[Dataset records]

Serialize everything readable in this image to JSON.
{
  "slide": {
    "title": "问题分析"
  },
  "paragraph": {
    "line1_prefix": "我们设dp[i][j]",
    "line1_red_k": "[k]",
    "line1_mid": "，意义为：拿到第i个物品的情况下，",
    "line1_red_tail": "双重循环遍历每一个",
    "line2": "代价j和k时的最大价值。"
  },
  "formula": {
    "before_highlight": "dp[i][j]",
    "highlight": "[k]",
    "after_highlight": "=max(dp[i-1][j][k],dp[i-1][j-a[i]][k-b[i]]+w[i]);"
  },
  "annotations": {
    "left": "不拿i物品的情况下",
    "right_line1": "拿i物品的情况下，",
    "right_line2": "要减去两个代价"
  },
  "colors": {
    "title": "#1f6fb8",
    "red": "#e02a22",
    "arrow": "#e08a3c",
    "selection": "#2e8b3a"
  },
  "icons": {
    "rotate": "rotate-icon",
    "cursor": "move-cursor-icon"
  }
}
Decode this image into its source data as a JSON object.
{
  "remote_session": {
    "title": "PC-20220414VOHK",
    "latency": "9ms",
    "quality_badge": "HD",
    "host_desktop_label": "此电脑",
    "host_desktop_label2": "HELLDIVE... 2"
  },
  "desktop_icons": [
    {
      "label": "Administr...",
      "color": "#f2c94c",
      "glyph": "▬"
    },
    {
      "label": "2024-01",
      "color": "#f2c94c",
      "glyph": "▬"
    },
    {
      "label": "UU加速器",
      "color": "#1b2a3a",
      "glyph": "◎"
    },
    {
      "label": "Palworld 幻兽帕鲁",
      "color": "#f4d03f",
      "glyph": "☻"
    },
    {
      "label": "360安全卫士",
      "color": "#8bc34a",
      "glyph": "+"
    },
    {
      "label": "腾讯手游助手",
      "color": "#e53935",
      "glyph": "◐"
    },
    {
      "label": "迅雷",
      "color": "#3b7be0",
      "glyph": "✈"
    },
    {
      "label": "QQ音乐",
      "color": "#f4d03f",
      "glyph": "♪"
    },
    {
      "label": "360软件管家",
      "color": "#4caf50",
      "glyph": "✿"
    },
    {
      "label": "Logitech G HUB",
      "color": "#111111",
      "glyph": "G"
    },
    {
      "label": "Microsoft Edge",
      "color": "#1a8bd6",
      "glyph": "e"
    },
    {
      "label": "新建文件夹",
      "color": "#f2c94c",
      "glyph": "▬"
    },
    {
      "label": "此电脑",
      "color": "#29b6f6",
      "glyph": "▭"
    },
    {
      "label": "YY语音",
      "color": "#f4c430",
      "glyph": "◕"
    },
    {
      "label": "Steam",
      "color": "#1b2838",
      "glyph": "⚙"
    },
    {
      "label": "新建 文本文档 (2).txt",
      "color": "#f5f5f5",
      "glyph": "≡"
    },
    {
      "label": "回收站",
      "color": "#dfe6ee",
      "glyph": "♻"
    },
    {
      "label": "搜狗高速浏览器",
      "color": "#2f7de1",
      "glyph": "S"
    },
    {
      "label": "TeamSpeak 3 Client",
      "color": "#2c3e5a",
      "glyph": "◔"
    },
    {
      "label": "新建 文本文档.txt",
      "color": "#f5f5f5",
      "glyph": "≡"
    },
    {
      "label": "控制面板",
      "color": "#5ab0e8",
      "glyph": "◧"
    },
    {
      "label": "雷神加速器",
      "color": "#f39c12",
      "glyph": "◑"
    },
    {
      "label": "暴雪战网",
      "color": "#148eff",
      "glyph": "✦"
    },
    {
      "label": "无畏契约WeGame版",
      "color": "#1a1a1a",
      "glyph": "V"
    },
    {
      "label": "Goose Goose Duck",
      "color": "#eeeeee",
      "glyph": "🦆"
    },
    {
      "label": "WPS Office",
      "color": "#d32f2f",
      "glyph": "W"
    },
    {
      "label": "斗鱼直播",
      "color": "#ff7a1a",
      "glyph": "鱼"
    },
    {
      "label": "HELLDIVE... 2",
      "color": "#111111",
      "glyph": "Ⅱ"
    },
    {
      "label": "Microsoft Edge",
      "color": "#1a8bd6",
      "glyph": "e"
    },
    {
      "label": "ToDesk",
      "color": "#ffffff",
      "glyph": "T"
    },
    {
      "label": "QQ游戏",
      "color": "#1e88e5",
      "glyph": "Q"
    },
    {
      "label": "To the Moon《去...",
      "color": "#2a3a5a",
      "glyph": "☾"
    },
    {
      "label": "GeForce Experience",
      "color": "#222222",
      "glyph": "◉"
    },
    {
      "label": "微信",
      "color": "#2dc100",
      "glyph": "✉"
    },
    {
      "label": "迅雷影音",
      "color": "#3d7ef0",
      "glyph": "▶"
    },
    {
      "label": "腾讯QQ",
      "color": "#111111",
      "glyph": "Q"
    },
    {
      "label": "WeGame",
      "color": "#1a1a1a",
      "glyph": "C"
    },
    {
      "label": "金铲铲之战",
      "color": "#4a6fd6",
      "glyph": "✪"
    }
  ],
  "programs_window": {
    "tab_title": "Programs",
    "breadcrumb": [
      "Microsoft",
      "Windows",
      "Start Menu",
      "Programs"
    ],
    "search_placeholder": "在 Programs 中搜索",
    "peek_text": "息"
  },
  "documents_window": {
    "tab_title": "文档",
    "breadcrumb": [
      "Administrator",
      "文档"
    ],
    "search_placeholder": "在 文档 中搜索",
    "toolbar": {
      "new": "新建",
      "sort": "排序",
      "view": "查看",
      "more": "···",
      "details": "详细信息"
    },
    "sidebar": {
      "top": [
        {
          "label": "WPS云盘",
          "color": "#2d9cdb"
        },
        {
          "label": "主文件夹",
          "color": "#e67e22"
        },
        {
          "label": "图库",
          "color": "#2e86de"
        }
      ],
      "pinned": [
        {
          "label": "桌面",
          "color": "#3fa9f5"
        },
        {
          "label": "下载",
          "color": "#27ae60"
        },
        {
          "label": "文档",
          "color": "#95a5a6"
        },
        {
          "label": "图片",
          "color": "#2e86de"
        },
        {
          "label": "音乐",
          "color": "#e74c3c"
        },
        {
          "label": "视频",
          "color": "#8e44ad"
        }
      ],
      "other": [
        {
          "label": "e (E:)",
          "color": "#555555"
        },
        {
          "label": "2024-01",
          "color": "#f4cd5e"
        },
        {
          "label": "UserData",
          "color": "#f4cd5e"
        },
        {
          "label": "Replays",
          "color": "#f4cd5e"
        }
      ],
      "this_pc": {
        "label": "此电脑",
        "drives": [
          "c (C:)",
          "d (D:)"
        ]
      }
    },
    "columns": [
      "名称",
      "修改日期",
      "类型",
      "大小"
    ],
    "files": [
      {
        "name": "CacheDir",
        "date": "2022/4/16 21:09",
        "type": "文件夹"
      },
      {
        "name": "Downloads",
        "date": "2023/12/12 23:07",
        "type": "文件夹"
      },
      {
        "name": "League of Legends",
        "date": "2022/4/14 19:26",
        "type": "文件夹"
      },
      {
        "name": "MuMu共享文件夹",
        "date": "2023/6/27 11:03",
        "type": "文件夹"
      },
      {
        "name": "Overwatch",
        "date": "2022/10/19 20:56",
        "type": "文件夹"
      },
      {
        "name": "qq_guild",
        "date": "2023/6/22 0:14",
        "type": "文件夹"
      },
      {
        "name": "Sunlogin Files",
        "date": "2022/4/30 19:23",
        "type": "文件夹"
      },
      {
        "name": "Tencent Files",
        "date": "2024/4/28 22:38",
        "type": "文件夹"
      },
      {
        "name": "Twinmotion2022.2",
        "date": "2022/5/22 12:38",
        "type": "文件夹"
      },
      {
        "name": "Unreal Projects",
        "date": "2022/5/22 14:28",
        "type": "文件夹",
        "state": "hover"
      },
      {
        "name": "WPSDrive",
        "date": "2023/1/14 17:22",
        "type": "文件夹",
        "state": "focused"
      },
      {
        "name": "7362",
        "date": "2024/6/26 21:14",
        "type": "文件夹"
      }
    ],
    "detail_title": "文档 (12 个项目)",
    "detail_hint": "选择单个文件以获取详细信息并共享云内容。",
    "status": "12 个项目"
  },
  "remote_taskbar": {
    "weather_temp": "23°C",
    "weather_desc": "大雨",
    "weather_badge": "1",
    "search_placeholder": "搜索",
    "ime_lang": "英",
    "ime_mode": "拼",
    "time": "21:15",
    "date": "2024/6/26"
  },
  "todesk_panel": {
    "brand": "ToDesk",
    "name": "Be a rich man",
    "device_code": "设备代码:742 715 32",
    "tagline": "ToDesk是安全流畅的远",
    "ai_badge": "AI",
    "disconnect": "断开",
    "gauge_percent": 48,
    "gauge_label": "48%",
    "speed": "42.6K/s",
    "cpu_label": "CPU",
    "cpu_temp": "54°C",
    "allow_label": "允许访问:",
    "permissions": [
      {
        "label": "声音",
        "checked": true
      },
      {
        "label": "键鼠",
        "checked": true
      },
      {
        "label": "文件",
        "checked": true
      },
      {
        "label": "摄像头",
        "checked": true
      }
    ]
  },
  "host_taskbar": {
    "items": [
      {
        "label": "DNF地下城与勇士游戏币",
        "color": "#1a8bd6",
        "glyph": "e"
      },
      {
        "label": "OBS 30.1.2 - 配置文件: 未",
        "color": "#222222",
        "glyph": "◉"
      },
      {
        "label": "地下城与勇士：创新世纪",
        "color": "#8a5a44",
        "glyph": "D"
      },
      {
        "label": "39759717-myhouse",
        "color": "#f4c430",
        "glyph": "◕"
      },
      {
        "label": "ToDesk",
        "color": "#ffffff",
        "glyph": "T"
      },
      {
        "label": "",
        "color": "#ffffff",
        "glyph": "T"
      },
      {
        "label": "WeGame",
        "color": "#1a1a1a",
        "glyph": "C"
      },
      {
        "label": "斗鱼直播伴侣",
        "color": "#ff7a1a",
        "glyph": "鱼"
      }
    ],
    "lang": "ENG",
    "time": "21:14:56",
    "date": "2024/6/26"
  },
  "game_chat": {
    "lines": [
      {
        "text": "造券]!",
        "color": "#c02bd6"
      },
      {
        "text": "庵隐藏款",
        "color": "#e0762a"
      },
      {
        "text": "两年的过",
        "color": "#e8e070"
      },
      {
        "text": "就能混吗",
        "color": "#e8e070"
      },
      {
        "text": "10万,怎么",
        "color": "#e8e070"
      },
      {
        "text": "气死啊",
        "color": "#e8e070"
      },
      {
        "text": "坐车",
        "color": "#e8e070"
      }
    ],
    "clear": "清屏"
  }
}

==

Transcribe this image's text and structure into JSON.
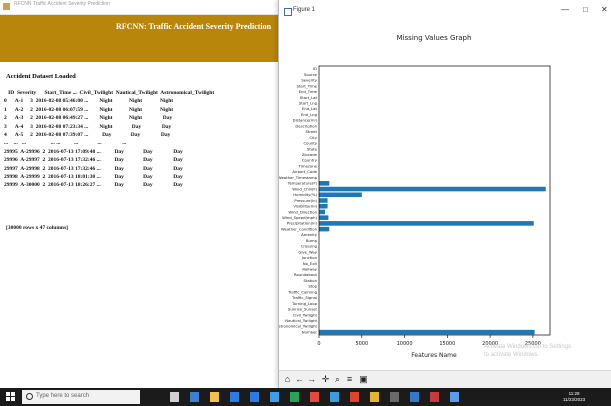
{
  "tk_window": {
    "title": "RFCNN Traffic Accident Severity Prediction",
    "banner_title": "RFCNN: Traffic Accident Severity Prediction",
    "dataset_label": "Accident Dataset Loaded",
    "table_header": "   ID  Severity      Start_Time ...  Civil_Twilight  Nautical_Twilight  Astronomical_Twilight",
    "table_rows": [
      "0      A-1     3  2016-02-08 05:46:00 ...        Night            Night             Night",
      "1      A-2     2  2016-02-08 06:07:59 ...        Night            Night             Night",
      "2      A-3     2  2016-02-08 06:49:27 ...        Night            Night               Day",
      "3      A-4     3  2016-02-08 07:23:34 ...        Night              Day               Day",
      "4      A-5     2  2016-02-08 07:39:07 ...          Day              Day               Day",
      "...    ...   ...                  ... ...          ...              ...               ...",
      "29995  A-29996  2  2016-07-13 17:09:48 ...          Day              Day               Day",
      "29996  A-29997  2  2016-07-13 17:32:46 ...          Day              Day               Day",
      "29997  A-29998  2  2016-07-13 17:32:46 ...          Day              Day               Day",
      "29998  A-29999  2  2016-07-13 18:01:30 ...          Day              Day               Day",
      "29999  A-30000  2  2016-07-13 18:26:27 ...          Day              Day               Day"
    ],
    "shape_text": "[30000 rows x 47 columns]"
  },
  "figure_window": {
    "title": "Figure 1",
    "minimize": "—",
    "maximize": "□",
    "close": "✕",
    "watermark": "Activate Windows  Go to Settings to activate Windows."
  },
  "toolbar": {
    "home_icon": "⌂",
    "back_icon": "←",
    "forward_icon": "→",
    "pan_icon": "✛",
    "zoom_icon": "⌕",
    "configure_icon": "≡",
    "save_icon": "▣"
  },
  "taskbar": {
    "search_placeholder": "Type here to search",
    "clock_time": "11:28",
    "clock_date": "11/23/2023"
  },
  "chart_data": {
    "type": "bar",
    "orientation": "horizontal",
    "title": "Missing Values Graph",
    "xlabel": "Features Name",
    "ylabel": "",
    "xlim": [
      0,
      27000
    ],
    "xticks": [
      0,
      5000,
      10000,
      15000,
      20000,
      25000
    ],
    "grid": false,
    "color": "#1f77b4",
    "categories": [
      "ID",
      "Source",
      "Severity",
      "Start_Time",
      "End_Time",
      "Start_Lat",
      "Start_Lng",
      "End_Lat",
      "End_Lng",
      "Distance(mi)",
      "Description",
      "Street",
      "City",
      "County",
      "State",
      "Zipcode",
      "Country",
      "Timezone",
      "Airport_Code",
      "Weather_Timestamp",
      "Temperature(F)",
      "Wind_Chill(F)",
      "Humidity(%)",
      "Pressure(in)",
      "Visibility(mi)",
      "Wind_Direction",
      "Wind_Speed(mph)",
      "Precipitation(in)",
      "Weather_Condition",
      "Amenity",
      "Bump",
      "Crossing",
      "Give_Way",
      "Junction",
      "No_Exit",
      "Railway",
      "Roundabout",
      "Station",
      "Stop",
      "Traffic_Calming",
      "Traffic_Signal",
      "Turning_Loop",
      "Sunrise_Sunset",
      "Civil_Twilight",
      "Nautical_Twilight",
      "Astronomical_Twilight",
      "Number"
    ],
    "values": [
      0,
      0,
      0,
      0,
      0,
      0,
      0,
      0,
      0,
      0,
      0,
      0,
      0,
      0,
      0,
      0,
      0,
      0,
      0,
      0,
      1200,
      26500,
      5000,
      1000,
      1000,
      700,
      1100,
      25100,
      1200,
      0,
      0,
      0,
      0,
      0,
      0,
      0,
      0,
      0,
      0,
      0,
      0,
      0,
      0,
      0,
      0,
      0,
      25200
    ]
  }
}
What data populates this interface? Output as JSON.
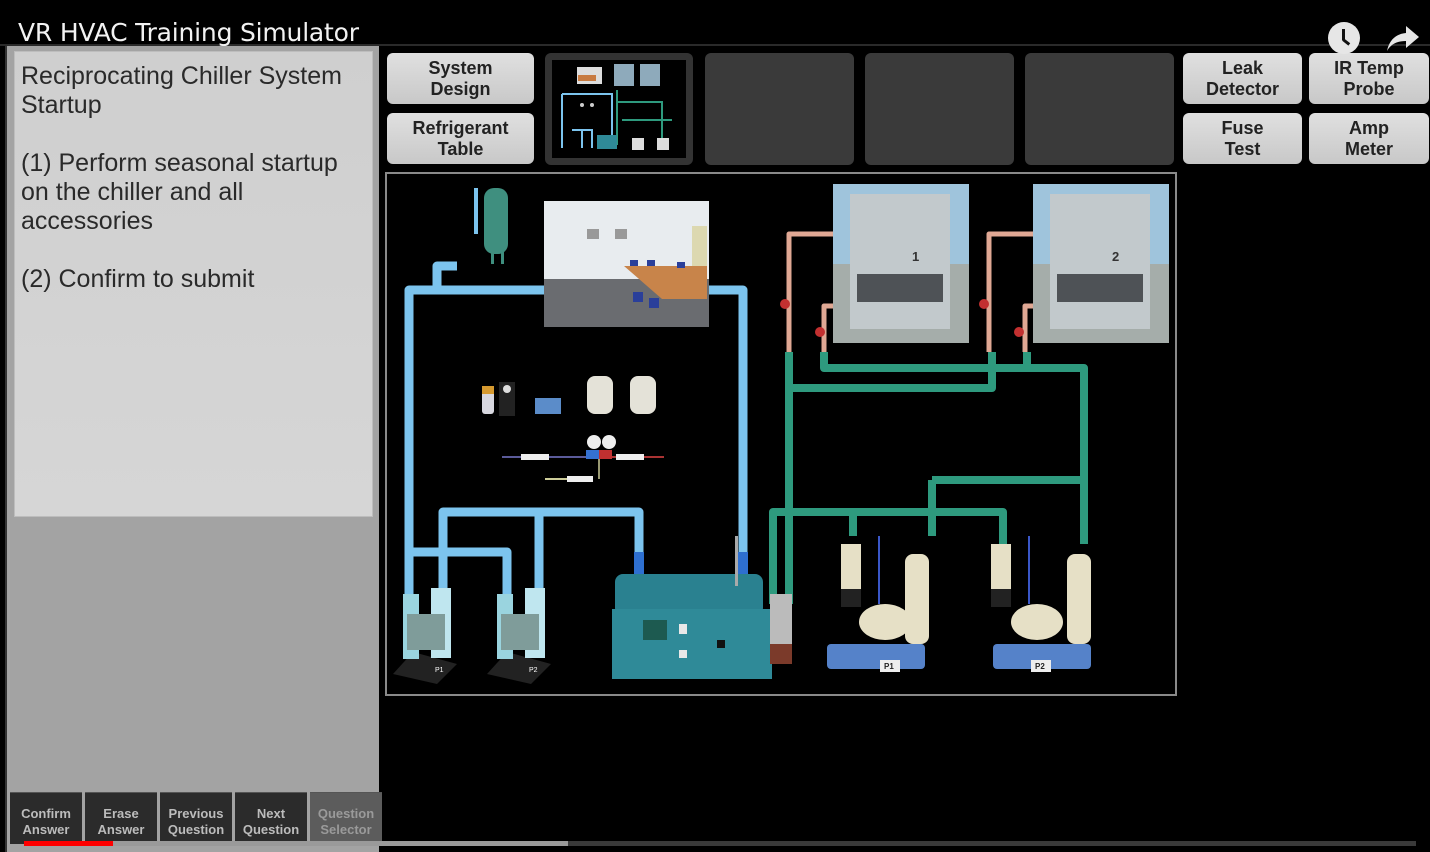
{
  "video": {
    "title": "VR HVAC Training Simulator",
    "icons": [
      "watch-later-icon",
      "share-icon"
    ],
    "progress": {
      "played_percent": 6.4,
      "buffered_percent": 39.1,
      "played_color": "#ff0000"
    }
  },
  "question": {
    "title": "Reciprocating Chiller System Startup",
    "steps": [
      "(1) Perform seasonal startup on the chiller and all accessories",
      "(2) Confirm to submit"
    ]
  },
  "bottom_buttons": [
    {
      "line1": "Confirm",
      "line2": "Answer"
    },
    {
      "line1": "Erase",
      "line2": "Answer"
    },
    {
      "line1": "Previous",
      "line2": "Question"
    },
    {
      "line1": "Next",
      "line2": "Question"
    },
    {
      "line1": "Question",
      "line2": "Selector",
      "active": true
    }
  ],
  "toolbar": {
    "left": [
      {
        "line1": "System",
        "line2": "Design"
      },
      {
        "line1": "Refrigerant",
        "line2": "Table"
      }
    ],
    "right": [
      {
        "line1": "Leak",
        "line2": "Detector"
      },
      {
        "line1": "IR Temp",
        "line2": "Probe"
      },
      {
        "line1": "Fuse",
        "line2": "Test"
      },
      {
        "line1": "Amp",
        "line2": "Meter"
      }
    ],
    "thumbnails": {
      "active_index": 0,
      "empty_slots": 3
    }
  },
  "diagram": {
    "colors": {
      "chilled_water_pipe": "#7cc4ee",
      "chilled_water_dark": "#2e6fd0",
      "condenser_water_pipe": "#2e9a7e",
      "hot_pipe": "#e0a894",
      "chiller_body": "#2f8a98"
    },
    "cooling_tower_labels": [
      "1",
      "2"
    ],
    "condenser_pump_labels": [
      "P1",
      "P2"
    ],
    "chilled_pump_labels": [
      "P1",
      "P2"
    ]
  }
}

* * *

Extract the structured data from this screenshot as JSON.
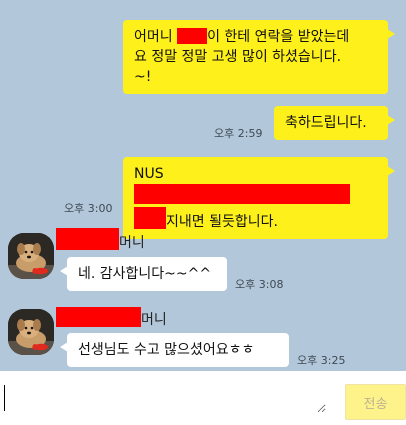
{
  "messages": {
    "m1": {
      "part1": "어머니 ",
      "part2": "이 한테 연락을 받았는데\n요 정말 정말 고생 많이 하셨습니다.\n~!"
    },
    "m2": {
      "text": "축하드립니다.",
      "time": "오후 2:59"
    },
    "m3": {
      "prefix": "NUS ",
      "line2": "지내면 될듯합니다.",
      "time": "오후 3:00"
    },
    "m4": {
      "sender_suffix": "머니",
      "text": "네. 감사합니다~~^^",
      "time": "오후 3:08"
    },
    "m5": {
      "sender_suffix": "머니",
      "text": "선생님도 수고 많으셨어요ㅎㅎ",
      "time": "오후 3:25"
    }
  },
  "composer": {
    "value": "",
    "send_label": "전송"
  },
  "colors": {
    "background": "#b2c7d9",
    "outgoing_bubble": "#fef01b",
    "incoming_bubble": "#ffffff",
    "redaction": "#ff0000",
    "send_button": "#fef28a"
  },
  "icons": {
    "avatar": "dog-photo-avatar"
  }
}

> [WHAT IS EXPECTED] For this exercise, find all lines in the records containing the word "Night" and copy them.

> [RESPONSE TO THE TASK]
      "0      A-1     3  2016-02-08 05:46:00 ...        Night            Night             Night",
      "1      A-2     2  2016-02-08 06:07:59 ...        Night            Night             Night",
      "2      A-3     2  2016-02-08 06:49:27 ...        Night            Night               Day",
      "3      A-4     3  2016-02-08 07:23:34 ...        Night              Day               Day",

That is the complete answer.